I think the exercise worked well as a back-to-classes-after-the-winter-break activity. Shortening it to just one session, though, was probably a mistake. Another half hour or possibly even an hour would have been useful, since students could have polished their translations (as some noted they didn’t get very far), and we could have spent some time discussing what the students thought about whether and how they were able to fulfill the expectations of their imagined audiences. Instead, students had to rush through their paragraphs about how the constraints under which they worked affected their translation strategies, and I didn’t have time to guide the discussion back to how translation expectations can be met or not. I’ll try to cover this point for a few minutes at the beginning of class next week.
From the student responses, though, I think the exercise worked well enough as a way to reflect on translation strategies. The students gave a few examples of why they had translated one of the problematic passages in a certain way based on their imagined audience. The justifications students offered were reasonable and well thought out. For instance, one student chose not to provide a translation for a local health agency (which has no official English name) because her audience was English-speaking Quebecers and she assumed they would be familiar with similar agencies and could recognize most of the French words in the name (e.g. agence, santé, services sociaux). Another student chose to add an explanation about how far away Abitibi-Témiscamingue is from Montreal, as he assumed his Ontario readers might not be familiar with the various Quebec regions but would know where a major urban area like Montreal is located. On the other hand, some students mentioned that they had trouble deciding how to resolve some of the problems, as knowing who their target audience was didn’t always help. For instance, one student who chose to translate for a general, English-speaking audience of newspaper readers couldn’t decide whether “stomach flu” or “gastroenteritis” was a more appropriate translation for “gastroentérite”.

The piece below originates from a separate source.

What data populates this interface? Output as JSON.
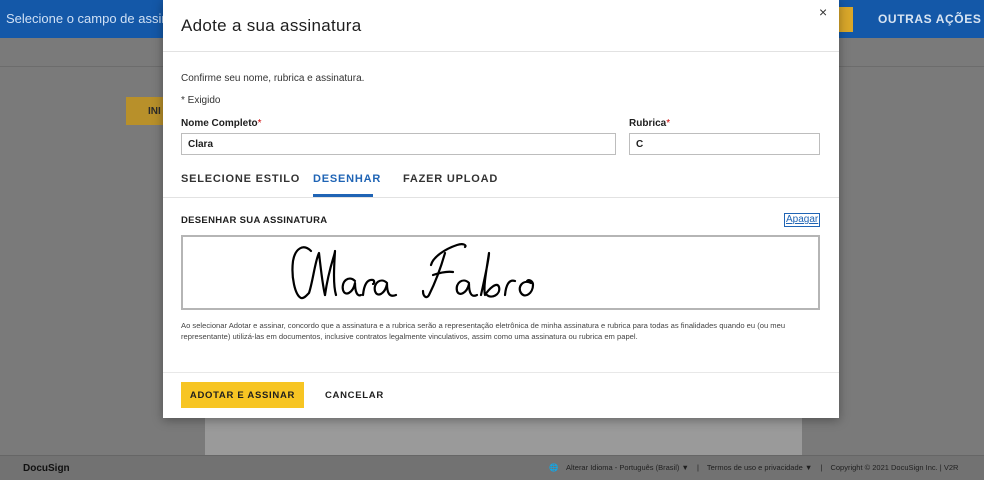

I’d do this exercise again, but I’d plan it so that we could have about two hours to complete the task instead of a single 1.5-hour session. I plan to try a few other tasks this term, so I’ll blog about the results after we complete them.
Davies, Maria González. (2004). Multiple Voices in the Translation Classroom: Activities, Tasks and Projects. Amsterdam: John Benjamins.